# [Assignment]
Every line below that mentions the word "DocuWorks" should be copied out.
** Opening Data to use block **
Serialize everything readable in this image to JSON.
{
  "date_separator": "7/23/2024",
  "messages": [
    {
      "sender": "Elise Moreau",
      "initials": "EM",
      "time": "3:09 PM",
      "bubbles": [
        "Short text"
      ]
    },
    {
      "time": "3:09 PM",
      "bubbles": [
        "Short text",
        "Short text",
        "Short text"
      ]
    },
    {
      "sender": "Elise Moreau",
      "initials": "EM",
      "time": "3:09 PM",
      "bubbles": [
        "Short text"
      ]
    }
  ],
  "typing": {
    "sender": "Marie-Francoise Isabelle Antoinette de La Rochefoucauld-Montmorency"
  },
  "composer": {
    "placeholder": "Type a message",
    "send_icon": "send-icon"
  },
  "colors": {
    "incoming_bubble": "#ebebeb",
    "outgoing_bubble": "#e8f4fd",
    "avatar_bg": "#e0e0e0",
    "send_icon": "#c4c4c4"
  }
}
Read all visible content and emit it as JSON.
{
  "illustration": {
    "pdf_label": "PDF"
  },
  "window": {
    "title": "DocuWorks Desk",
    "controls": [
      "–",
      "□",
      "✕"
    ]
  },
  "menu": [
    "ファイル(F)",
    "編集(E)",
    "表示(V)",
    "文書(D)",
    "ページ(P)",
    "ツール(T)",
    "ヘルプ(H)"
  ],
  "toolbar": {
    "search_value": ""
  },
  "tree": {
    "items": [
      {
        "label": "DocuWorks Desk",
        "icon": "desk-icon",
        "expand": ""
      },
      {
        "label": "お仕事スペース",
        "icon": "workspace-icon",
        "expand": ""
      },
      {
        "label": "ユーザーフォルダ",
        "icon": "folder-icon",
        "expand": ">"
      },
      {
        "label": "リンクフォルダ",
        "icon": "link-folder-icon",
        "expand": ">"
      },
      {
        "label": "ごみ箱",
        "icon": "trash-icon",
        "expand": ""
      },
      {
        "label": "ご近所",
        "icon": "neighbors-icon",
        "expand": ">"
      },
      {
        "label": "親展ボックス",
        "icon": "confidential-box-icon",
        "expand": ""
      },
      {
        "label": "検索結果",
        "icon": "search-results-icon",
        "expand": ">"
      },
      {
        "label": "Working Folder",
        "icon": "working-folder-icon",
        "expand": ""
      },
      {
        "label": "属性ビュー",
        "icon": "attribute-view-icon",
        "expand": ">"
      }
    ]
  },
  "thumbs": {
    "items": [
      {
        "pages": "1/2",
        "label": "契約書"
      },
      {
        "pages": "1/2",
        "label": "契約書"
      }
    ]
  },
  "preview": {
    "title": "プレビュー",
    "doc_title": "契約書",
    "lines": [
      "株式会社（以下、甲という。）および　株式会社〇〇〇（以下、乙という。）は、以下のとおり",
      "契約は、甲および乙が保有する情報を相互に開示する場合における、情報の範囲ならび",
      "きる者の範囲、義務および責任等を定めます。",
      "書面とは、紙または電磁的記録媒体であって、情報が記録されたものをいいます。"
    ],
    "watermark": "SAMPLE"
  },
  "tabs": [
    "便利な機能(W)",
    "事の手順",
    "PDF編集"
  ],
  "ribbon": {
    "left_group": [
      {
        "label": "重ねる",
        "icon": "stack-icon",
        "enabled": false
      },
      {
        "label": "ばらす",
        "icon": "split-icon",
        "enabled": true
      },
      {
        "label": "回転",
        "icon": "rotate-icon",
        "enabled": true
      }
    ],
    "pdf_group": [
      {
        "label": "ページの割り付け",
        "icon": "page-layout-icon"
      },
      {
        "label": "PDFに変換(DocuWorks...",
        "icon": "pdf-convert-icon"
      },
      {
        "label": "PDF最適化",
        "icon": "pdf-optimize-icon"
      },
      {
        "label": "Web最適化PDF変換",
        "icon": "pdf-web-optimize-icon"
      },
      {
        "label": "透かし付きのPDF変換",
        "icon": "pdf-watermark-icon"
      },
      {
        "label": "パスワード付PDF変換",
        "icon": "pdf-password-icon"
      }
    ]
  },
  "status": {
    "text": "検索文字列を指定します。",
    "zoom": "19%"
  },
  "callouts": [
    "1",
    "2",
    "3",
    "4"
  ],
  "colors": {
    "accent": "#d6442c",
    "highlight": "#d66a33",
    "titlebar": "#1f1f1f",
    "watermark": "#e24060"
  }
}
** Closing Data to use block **
# [Problem solution]
    "title": "DocuWorks Desk",
        "label": "DocuWorks Desk",
        "label": "PDFに変換(DocuWorks...",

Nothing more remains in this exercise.